Editor's note: Paul Goldman is a guest columnist for DecisionVirginia.com. The views expressed below are his own and do not necessarily reflect the opinions of NBC12.
Like the Four Horsemen of the Apocalypse, the three men and one woman making up the prosecution have displayed the awesome power of the federal government when Uncle Sugar turns sour on anyone, even a governor. In a brilliant tour de force, they took possibly the thinnest public corruption case against a governor ever brought to trial (show me a thinner one) and made you believe Uncle Sam had saved us from Bonnie and Clyde.
I concede: Bob amd Maureen McDonnell have been proven guilty beyond a reasonable doubt, but guilty of what, exactly in terms of the criminal law ?
“I want the truth!” demanded Tom Cruise when cross-examining Jack Nicholson in the movie A Few Good Men. “You can’t handle the truth!” countered Nicholson.
But it revolved around an often elusive courtroom concept: What, exactly, is the “truth?" For example, prosecutors have shown the McDonnells as less than forthcoming in filing the governor’s required annual economic disclosure report.
State law has a formula for valuing gifts, such as the donation of personal services, plane rides, and the like. The prosecution is right, the governor didn’t provide the transparency owed the public, but using the same standard, prosecutors have failed to tell Virginians this truth: the combined state and federal investigations into the McDonnells cost the equivalent of perhaps $100 million!
That’s right. Using the same required formula, go value what the government did: review 3.5 million documents, track down and interview 300 people, conduct two secret grand juries against the McDonnells and another one looking into key witness Jonnie Williams for millions of dollars in alleged stock fraud before he says a guilty conscience got him to change his defense of the McDonnells and instead rat them out. If you believe Mr. Williams, this change had nothing to do with being offered a generous immunity deal from prosecution.

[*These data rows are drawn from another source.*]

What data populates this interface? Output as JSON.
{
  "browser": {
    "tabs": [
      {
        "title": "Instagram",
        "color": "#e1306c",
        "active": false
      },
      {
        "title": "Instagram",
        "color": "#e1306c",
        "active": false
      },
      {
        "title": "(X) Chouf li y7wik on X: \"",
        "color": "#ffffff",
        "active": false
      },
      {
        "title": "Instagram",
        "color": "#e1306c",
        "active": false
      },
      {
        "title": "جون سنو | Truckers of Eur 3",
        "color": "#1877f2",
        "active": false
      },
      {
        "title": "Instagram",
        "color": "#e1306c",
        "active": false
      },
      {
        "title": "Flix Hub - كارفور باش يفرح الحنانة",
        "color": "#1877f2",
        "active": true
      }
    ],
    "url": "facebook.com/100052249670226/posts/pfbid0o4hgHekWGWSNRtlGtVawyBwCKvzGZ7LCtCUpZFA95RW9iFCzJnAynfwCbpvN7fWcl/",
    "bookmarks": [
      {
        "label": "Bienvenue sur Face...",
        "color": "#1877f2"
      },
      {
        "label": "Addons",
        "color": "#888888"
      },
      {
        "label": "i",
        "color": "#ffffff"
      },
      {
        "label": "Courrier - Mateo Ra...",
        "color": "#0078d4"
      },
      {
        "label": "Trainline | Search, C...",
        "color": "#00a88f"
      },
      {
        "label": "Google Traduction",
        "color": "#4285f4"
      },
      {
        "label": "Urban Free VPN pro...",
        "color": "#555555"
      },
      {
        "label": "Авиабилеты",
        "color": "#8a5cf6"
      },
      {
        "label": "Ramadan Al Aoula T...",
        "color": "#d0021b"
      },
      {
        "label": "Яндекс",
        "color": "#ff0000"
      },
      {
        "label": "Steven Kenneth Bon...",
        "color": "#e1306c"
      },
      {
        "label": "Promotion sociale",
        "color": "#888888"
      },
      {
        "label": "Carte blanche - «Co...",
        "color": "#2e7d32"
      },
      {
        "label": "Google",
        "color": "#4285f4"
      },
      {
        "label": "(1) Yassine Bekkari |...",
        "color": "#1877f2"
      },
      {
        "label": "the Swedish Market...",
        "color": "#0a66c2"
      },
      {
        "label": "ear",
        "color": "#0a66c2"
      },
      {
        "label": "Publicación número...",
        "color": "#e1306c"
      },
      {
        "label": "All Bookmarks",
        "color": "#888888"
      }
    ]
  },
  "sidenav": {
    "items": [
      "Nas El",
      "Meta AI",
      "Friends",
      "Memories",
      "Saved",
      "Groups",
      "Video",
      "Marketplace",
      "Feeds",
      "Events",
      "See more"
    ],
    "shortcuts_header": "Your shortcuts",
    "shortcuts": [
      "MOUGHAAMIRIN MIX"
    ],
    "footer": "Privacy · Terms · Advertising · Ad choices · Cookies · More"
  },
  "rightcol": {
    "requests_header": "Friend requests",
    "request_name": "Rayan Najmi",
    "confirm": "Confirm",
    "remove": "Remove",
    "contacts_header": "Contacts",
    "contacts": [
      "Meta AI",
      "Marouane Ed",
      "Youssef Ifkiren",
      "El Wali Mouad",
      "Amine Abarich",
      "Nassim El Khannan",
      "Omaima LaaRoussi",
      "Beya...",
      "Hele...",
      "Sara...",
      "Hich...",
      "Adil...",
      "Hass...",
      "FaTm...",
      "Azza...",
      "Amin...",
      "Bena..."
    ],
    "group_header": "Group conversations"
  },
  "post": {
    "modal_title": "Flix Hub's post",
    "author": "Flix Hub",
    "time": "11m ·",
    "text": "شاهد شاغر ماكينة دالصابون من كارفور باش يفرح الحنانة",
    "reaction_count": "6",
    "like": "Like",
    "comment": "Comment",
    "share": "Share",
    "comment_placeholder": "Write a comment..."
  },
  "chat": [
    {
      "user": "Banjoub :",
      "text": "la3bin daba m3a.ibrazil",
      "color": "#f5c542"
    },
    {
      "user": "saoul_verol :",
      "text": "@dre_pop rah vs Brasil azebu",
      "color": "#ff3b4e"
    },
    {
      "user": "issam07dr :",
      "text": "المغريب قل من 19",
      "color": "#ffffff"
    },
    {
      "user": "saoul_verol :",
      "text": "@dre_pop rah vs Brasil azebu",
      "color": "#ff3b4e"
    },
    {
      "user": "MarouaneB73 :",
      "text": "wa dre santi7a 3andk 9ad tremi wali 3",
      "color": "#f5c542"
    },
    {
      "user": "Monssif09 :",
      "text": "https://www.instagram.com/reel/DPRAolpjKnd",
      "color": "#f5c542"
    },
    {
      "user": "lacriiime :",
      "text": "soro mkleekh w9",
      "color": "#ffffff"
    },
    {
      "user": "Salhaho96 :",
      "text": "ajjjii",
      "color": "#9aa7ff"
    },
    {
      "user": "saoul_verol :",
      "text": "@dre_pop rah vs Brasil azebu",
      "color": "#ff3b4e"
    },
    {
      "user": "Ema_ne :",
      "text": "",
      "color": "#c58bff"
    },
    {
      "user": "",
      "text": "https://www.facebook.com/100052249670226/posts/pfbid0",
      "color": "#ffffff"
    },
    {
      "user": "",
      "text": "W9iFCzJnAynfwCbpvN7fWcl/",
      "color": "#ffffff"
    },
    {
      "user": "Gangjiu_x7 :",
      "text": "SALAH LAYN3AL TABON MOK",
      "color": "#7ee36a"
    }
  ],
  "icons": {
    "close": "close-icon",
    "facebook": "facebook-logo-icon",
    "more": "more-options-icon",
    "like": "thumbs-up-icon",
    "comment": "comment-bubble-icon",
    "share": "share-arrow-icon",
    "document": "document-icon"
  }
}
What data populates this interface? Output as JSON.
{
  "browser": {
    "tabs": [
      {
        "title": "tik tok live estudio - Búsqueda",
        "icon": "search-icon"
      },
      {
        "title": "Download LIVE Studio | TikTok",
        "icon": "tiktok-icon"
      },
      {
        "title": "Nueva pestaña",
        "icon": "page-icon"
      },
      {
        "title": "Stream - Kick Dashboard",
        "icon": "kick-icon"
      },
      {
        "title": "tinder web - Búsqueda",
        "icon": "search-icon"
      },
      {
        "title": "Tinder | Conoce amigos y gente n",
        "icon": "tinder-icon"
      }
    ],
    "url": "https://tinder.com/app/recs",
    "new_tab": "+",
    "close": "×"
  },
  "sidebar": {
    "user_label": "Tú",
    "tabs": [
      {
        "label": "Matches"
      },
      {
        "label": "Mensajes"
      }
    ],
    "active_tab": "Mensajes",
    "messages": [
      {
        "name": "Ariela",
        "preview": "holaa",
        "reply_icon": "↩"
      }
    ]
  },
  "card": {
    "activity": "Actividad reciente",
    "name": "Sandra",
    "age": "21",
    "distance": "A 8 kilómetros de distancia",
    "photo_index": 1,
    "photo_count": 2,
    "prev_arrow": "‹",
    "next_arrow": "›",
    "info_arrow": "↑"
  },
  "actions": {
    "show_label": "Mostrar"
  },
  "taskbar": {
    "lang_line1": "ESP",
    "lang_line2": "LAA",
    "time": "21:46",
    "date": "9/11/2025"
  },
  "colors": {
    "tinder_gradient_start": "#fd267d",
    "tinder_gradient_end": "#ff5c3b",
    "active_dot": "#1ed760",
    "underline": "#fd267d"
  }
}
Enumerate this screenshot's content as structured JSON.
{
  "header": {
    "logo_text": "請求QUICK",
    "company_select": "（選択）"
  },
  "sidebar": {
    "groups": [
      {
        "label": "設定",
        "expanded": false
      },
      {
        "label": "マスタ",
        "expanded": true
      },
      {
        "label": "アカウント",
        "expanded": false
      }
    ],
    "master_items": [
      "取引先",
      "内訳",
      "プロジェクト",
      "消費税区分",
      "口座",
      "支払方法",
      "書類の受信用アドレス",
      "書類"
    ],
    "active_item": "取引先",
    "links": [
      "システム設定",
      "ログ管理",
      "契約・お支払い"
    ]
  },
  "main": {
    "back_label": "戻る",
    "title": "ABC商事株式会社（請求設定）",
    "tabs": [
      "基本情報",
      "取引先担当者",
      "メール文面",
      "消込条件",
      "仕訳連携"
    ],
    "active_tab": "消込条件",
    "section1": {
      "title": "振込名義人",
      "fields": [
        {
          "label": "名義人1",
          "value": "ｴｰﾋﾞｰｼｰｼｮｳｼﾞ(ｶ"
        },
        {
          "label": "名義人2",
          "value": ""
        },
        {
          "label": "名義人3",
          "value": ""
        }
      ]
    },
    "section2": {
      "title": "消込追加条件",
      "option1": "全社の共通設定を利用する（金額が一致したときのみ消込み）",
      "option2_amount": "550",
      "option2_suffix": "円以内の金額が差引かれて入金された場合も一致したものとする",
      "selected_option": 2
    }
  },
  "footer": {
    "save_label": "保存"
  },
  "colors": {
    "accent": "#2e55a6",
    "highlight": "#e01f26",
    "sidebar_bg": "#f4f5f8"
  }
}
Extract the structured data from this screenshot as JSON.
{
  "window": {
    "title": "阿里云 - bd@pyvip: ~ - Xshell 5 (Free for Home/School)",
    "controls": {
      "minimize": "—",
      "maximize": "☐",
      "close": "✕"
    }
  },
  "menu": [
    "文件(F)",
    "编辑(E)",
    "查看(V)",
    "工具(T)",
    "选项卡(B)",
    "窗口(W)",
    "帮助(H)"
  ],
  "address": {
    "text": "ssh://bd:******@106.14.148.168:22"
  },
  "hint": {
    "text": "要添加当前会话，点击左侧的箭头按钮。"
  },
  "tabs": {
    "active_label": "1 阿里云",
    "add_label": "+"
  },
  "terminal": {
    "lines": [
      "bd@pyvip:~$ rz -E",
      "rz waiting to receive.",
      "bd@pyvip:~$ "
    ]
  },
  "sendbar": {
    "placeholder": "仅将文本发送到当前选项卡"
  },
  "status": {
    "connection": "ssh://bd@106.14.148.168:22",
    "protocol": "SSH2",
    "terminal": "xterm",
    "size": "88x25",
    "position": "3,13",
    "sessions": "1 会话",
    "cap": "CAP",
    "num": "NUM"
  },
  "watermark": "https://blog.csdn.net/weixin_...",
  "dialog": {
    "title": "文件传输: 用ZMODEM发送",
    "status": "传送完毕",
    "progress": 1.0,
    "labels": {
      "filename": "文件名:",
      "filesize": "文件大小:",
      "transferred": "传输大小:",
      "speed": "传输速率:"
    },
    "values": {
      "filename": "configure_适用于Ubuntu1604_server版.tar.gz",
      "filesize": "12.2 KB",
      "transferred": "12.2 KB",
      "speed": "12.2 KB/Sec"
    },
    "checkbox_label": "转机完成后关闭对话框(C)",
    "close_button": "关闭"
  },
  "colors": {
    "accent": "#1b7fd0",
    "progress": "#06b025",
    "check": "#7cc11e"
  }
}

If you believe Jonnie Williams? Talk about an oxymoron. There isn’t anyone who knows his legacy of 30 years being on the federal government’s stock scam radar who could possibly believe he is telling the whole truth and nothing but the truth including the prosecutors.
$100 million for what exactly? Review the closest case I could find against a governor, the downfall of former Connecticut Governor John Rowland. It involved roughly the same largesse on an inflation adjusted basis in terms of what Rowland received personally, but he had been involved in awarding state contracts to benefactors and getting an illegally inflated price for a condo. None of this is present in the McDonnell case.
"But Paul," you say, "What about all the witnesses, the time-lines, the whole brilliant prosecution corruption case? It wasn’t just Williams, it is a sordid picture. ” Absolutely true, but this is also true: The hapless defense team can’t even make, after 14 days, their strongest argument in simple language. Namely, despite a $100 million investigation, the government produced not a document, text, or witness providing direct evidence of a corrupt deal between the former governor and the government’s key witness.
Even Williams, the lynchpin, didn’t make such a claim, only saying his motivation – a quid-pro-quo arrangement – should have been self-evident. But what if lied and told McDonnell the opposite?
As Tom Cruise’s character also famously observed, it isn’t about the truth, but rather what you can prove. The indictment never says precisely when the required “deal” was cut. So, was there, de jure, a corrupt deal or not between the two men (Mrs. McDonnell’s guilt on corruption is derivative) beyond a reasonable doubt? Without it, the 11 corruption counts fail as a matter of law.
Sherlock Holmes gives Bob McDonnell hope in a famous observation about circumstantial evidence.
"I could hardly imagine a more damning case," I remarked. "If ever circumstantial evidence pointed to a criminal it does so here."
"Circumstantial evidence is a very tricky thing," answered Holmes thoughtfully. "It may seem to point very straight to one thing, but if you shift your own point of view a little, you may find it pointing…”
Will this prove true here after the defense presents its side of the story?